## Exercise objective
Repeat every entry word for word; omit all pictures.
--
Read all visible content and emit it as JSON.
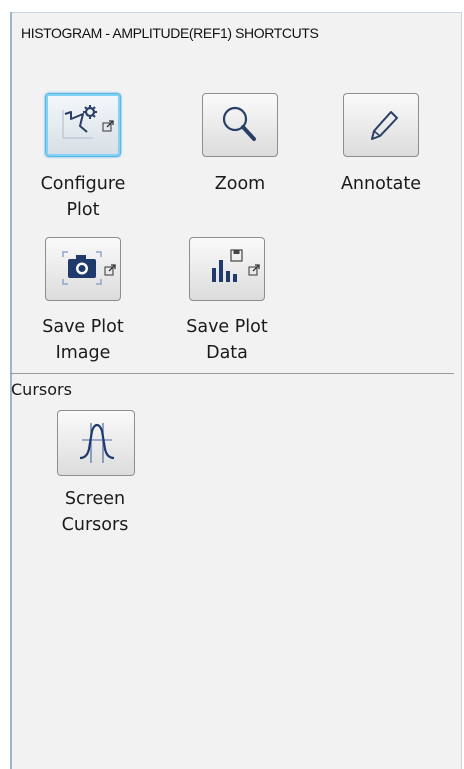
{
  "panel": {
    "title": "HISTOGRAM - AMPLITUDE(REF1) SHORTCUTS"
  },
  "shortcuts": [
    {
      "id": "configure",
      "label_line1": "Configure",
      "label_line2": "Plot",
      "icon": "configure-plot-icon",
      "opens_dialog": true,
      "active": true
    },
    {
      "id": "zoom",
      "label_line1": "Zoom",
      "label_line2": "",
      "icon": "zoom-icon",
      "opens_dialog": false
    },
    {
      "id": "annotate",
      "label_line1": "Annotate",
      "label_line2": "",
      "icon": "pencil-icon",
      "opens_dialog": false
    },
    {
      "id": "save-image",
      "label_line1": "Save Plot",
      "label_line2": "Image",
      "icon": "camera-icon",
      "opens_dialog": true
    },
    {
      "id": "save-data",
      "label_line1": "Save Plot",
      "label_line2": "Data",
      "icon": "bar-chart-save-icon",
      "opens_dialog": true
    }
  ],
  "cursors_section": {
    "heading": "Cursors",
    "items": [
      {
        "id": "screen-cursors",
        "label_line1": "Screen",
        "label_line2": "Cursors",
        "icon": "screen-cursors-icon"
      }
    ]
  },
  "colors": {
    "panel_bg": "#f2f2f2",
    "active_border": "#5bb8e6",
    "icon_blue": "#1f3a6b"
  }
}
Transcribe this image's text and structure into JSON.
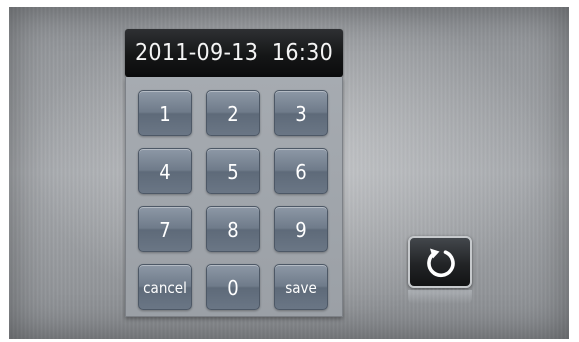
{
  "datetime_display": "2011-09-13  16:30",
  "keypad": {
    "keys": [
      "1",
      "2",
      "3",
      "4",
      "5",
      "6",
      "7",
      "8",
      "9",
      "cancel",
      "0",
      "save"
    ]
  },
  "refresh_button": {
    "icon": "refresh-icon"
  }
}
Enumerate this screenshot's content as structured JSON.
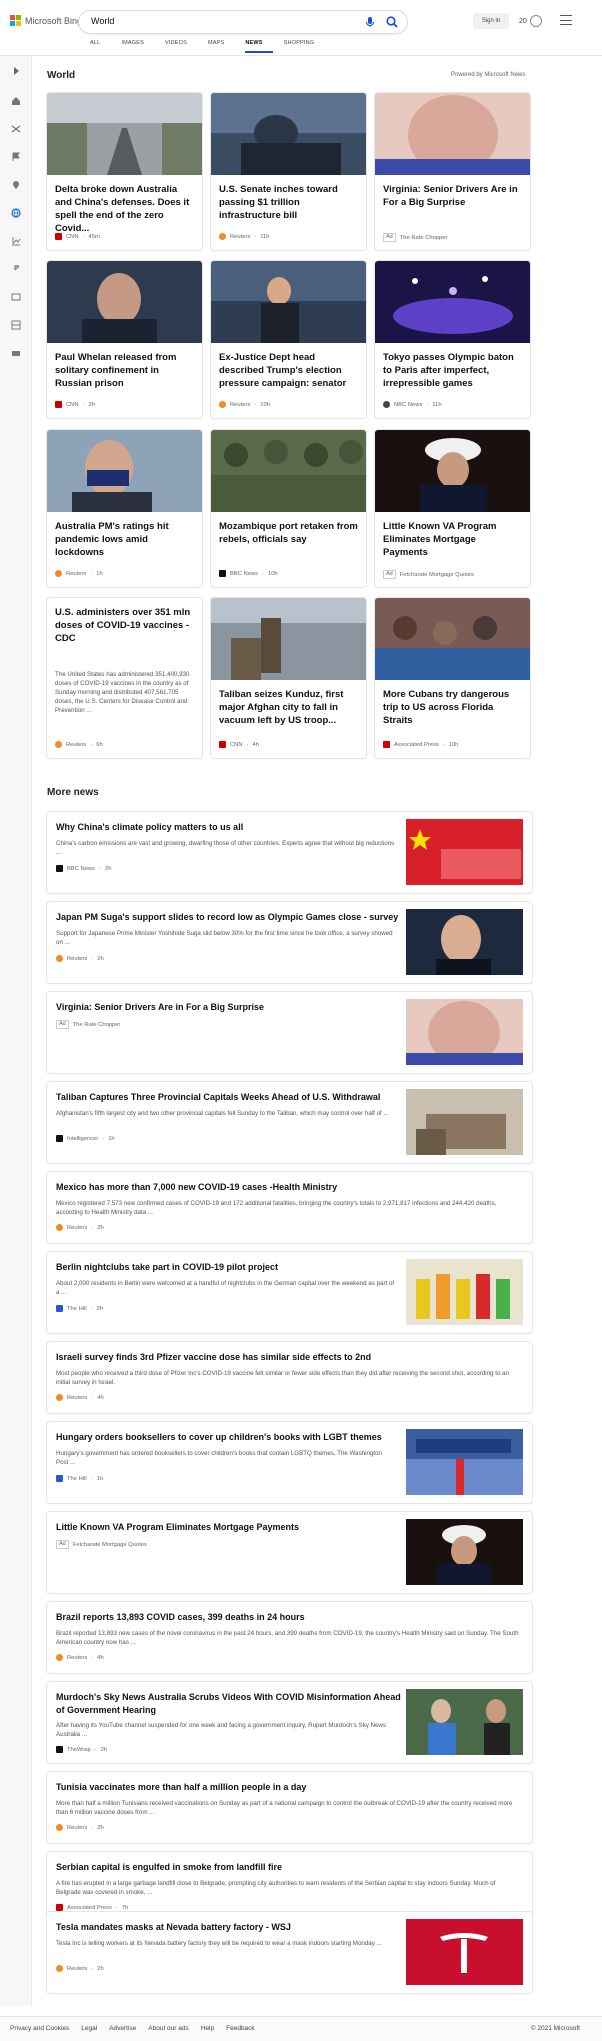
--
## The answer
Read all visible content and emit it as JSON.
{
  "panel": {
    "title": "HISTOGRAM - AMPLITUDE(REF1) SHORTCUTS"
  },
  "shortcuts": [
    {
      "id": "configure",
      "label_line1": "Configure",
      "label_line2": "Plot",
      "icon": "configure-plot-icon",
      "opens_dialog": true,
      "active": true
    },
    {
      "id": "zoom",
      "label_line1": "Zoom",
      "label_line2": "",
      "icon": "zoom-icon",
      "opens_dialog": false
    },
    {
      "id": "annotate",
      "label_line1": "Annotate",
      "label_line2": "",
      "icon": "pencil-icon",
      "opens_dialog": false
    },
    {
      "id": "save-image",
      "label_line1": "Save Plot",
      "label_line2": "Image",
      "icon": "camera-icon",
      "opens_dialog": true
    },
    {
      "id": "save-data",
      "label_line1": "Save Plot",
      "label_line2": "Data",
      "icon": "bar-chart-save-icon",
      "opens_dialog": true
    }
  ],
  "cursors_section": {
    "heading": "Cursors",
    "items": [
      {
        "id": "screen-cursors",
        "label_line1": "Screen",
        "label_line2": "Cursors",
        "icon": "screen-cursors-icon"
      }
    ]
  },
  "colors": {
    "panel_bg": "#f2f2f2",
    "active_border": "#5bb8e6",
    "icon_blue": "#1f3a6b"
  }
}
Transcribe this image's text and structure into JSON.
{
  "datetime_display": "2011-09-13  16:30",
  "keypad": {
    "keys": [
      "1",
      "2",
      "3",
      "4",
      "5",
      "6",
      "7",
      "8",
      "9",
      "cancel",
      "0",
      "save"
    ]
  },
  "refresh_button": {
    "icon": "refresh-icon"
  }
}
Enumerate this screenshot's content as structured JSON.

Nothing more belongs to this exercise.